> **Try it**:
Below are some entries; state how many of their lines include the word "analyzeResult" and give no more than that number.

(Page and application data records)
*** Block opens ***

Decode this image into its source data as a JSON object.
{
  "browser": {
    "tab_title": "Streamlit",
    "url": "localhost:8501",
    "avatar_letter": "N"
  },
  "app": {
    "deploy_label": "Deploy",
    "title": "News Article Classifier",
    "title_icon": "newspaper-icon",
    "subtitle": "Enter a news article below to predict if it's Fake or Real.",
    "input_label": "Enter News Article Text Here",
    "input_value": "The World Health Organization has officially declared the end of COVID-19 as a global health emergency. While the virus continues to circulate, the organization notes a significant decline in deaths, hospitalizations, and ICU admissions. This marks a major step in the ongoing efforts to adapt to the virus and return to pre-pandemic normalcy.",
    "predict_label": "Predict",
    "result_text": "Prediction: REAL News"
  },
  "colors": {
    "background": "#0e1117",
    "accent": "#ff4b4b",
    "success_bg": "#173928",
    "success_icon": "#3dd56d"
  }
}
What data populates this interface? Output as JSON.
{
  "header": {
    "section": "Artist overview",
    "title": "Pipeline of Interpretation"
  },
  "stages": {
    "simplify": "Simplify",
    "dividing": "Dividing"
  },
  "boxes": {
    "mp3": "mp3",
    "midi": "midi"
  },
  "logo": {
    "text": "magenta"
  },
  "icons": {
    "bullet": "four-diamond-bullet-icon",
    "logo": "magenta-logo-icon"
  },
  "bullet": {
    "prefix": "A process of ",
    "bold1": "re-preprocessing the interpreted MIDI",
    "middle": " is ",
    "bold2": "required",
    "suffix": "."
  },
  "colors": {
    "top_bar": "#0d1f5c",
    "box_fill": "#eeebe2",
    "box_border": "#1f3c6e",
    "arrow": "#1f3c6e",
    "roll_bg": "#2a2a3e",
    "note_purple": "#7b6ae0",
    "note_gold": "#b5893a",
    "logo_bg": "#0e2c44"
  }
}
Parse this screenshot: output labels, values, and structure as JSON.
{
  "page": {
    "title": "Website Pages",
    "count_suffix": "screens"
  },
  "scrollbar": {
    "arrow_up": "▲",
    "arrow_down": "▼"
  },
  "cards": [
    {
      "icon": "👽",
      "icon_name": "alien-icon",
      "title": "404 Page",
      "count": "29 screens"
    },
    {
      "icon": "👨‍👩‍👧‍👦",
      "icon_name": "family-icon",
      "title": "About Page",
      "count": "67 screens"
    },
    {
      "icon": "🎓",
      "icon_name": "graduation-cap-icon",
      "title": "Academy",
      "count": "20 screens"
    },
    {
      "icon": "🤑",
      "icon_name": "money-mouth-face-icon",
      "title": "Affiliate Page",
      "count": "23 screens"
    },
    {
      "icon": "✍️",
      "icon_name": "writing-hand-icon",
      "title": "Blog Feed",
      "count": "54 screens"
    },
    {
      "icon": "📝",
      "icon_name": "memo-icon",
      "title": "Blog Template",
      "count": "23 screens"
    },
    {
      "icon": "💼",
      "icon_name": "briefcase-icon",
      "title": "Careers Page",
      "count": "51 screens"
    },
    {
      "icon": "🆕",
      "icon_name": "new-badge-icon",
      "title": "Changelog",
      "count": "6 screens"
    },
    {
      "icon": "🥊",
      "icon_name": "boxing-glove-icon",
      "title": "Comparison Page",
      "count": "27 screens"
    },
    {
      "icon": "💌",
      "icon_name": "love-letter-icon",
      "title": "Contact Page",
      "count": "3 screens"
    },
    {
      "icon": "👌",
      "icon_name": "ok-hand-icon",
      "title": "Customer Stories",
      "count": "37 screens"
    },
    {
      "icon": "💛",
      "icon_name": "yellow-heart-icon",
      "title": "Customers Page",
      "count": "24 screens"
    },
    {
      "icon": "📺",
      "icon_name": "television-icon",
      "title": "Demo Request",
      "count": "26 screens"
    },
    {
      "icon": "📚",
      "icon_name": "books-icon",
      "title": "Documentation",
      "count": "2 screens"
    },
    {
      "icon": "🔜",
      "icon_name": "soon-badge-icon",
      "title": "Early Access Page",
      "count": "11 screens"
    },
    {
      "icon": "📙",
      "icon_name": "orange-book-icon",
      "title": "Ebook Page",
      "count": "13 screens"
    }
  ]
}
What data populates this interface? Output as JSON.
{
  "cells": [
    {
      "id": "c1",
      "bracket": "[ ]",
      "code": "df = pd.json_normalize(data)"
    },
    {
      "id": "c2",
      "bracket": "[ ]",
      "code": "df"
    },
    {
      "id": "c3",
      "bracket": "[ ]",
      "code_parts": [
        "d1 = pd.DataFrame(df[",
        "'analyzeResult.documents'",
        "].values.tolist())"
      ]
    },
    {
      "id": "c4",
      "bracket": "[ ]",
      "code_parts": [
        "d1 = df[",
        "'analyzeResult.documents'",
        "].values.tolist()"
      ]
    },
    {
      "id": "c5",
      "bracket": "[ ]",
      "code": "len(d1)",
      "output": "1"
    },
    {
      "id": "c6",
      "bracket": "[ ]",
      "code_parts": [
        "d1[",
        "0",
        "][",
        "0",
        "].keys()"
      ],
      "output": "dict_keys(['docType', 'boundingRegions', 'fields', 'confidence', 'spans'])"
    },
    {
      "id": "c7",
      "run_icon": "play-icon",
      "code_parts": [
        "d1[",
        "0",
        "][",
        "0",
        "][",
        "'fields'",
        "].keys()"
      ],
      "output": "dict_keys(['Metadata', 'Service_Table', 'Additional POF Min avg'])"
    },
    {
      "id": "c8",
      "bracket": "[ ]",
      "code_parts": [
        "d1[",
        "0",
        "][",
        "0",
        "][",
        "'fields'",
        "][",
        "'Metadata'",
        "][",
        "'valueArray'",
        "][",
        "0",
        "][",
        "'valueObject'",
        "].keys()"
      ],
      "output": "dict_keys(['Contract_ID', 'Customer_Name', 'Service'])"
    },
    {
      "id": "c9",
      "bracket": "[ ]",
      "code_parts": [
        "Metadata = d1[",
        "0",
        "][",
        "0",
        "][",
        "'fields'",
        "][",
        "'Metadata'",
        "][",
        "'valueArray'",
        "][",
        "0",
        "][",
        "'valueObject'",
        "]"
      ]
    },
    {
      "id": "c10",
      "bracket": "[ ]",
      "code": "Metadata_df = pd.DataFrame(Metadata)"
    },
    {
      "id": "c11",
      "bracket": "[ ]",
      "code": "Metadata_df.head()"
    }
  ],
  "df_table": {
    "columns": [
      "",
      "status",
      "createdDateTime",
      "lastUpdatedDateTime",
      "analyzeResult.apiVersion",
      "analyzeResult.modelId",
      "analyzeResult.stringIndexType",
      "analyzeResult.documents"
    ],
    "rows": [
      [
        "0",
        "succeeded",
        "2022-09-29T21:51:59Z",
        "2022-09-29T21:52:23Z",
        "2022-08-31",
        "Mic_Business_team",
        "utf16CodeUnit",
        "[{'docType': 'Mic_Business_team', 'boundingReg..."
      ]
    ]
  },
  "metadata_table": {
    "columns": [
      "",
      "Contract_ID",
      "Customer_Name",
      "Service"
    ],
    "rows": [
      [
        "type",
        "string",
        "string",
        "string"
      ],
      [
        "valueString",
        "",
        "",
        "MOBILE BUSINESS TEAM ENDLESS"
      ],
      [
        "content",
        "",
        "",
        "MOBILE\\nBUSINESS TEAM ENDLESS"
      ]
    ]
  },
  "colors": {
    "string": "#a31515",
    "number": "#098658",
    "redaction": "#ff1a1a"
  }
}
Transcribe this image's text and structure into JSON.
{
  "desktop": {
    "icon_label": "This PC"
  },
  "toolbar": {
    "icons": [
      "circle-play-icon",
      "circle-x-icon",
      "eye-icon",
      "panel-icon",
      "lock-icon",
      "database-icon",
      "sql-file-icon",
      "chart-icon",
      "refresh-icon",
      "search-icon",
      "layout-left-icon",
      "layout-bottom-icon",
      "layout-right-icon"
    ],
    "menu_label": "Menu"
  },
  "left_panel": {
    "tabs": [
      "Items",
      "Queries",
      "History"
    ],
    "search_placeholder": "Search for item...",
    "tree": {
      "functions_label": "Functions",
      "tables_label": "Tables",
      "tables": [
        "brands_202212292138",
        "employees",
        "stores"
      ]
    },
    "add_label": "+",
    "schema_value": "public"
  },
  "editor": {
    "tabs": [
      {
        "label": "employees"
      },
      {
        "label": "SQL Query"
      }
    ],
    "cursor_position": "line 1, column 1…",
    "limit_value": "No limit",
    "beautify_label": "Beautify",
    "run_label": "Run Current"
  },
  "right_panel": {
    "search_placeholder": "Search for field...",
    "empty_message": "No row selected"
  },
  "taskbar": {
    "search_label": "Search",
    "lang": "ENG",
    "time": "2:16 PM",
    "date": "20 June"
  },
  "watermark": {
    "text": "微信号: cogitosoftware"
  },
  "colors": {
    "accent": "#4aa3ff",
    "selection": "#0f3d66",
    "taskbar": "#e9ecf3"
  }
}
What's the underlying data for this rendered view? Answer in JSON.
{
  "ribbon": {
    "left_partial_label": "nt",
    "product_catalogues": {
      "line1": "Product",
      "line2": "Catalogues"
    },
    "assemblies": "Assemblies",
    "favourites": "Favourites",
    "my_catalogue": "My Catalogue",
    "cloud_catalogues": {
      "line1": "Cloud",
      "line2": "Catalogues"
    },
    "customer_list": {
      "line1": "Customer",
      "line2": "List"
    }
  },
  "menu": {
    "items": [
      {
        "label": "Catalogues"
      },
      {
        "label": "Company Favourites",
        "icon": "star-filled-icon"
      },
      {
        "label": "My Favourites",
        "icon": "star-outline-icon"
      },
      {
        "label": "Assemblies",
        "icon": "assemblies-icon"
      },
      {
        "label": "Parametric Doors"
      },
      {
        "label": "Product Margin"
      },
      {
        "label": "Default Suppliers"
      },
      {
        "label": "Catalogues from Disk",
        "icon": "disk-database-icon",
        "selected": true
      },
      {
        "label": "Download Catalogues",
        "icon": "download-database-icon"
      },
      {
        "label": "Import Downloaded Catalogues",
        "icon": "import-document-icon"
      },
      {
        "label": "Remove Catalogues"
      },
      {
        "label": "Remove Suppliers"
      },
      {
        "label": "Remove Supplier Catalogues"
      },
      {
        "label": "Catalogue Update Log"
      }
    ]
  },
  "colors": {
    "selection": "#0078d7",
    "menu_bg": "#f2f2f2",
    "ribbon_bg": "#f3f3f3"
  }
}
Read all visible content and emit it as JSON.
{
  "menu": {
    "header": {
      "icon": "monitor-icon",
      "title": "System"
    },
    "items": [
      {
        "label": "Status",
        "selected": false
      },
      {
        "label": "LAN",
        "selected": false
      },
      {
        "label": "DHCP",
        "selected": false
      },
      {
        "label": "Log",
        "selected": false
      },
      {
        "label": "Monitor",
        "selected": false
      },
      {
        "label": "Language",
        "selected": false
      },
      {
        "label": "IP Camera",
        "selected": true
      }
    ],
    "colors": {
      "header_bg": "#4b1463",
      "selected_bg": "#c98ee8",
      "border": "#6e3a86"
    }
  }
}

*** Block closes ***

> **Your response**:
6